Now the last time I checked, China had decided to base its growth on manufacturing for the global market and in particular for the U.S. market, where you now send 40 percent of your exports — 40 percent! — and where you just racked up a $100 billion trade surplus. One more 9/11 and your growth strategy will be in real trouble (unless you plan on only exporting duct tape), which means the Chinese leadership will be in real trouble."

That makes sense to me, but I can't help but feel that China would align themselves with France instead of the U.N. or the U.S. France is screwing themselves and I think China would do the same thing just to stick it to the U.S. So maybe it's not such a bad thing that China feels that "they don't have a dog in this fight."

I have been too sick the past few days to do much reading. I have been on a mostly NyQuil diet which, for anyone who has never used it, is the greatest cold medicine ever mostly because it allows you to sleep right through the sickness. I don't know what I would do without it.

I woke up this morning to call into work, but I found out that the ice storm (?) had created a situation where I didn't actually have to call in. I was thankful, but if I was well enough I would have gone to work.

I feel the medicine kicking in again so I am thinking I will go back to bed shortly to sleep for a few more hours. But first I want to do some reading and perhaps post something besides this.

Sunday, February 16, 2003

Tony Blair is a great leader. Blair doesn't enjoy the same support for war against Iraq that President Bush has yet he continues to stongly support disarming Iraq. Blair's position flies directly in the face of public opinion in the U.K. even though that may be changing.

History will favorably compare Tony Blair with the likes of Winston Churchill and Margaret Thatcher because of his foreign policy.

Via Instapundit. Here's yet another link (scroll down to "Post-U.N. Sanctions Development Plans") that details the flurry of contracts the Iraqi's have signed with France, Russia, and China in the past few weeks and months:

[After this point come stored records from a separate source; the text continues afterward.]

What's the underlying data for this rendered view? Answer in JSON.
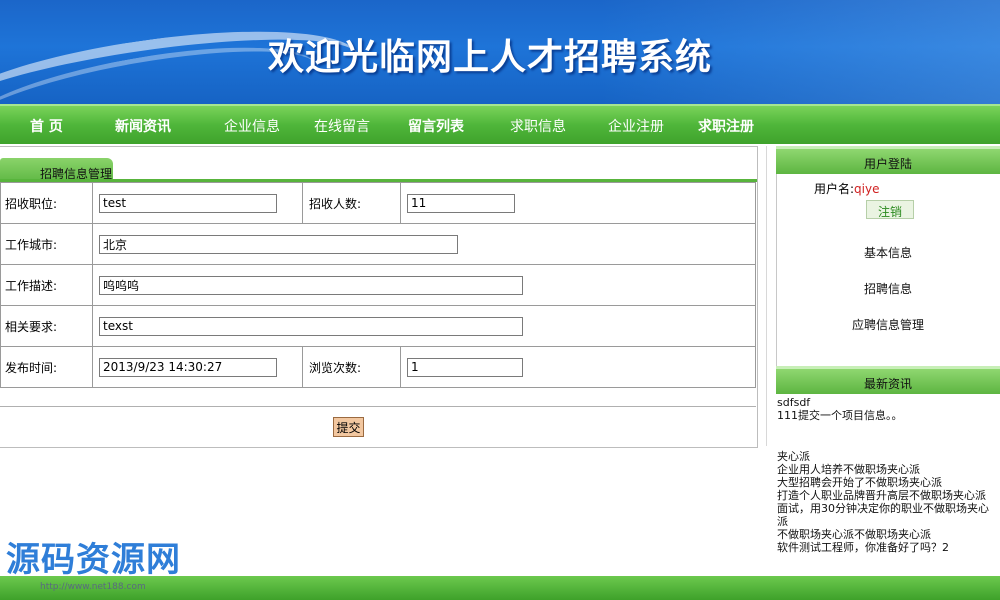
{
  "banner": {
    "title": "欢迎光临网上人才招聘系统"
  },
  "nav": {
    "items": [
      "首 页",
      "新闻资讯",
      "企业信息",
      "在线留言",
      "留言列表",
      "求职信息",
      "企业注册",
      "求职注册"
    ]
  },
  "form": {
    "tab_label": "招聘信息管理",
    "position_label": "招收职位:",
    "position_value": "test",
    "headcount_label": "招收人数:",
    "headcount_value": "11",
    "city_label": "工作城市:",
    "city_value": "北京",
    "desc_label": "工作描述:",
    "desc_value": "呜呜呜",
    "req_label": "相关要求:",
    "req_value": "texst",
    "time_label": "发布时间:",
    "time_value": "2013/9/23 14:30:27",
    "views_label": "浏览次数:",
    "views_value": "1",
    "submit_label": "提交"
  },
  "user_panel": {
    "header": "用户登陆",
    "username_label": "用户名:",
    "username": "qiye",
    "logout_label": "注销",
    "links": [
      "基本信息",
      "招聘信息",
      "应聘信息管理"
    ]
  },
  "news_panel": {
    "header": "最新资讯",
    "items_top": [
      "sdfsdf",
      "111提交一个项目信息。。"
    ],
    "items_bottom": [
      "夹心派",
      "企业用人培养不做职场夹心派",
      "大型招聘会开始了不做职场夹心派",
      "打造个人职业品牌晋升高层不做职场夹心派",
      "面试，用30分钟决定你的职业不做职场夹心派",
      "不做职场夹心派不做职场夹心派",
      "软件测试工程师，你准备好了吗？2"
    ]
  },
  "watermark": {
    "text": "源码资源网",
    "url": "http://www.net188.com"
  },
  "colors": {
    "banner_blue": "#1e74d8",
    "nav_green": "#4fb63a",
    "accent_red": "#d02020"
  }
}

"As of October 2002, Iraq reportedly had signed several multi-billion dollar deals with foreign oil companies mainly from China, France, and Russia. Deutsche Bank estimates $38 billion total on new fields -- "greenfield" development -- with potential production capacity of 4.7 million bbl/d if all the deals come to fruition (which Deutsche Bank believes is highly unlikely). Iraq reportedly has become increasingly frustrated at the failure of these companies actually to begin work on the ground, and has threatened to no longer sign deals unless firms agreed to do so without delay. Iraqi upstream oil contracts generally require that companies start work immediately, but U.N. sanctions overwhelmingly have dissuaded companies from doing so. Following the lifting of U.N. sanctions, Iraq hopes to increase its oil production capacity to over 6 million bbl/d or higher.

In recent weeks and months, Iraq reportedly has signed a flurry of deals with companies from Italy (Eni), Spain (Repsol YPF), Russia (Tatneft), France (TotalFinaElf), China, India, Turkey, and others. According to a report in The Economist, Iraq has signed over 30 deals with various oil companies, offering generous rates of return ("on the order of 20%") as part of its "Development and Production Contract" (DPC) model. Iraq introduced the DPC in 2000 to replace the previous "Production Sharing Contract" (PSC) arrangement."

France, Russia, and China are motivated to defend Saddam by the promise of lucrative post-sanction oil and weapons contracts.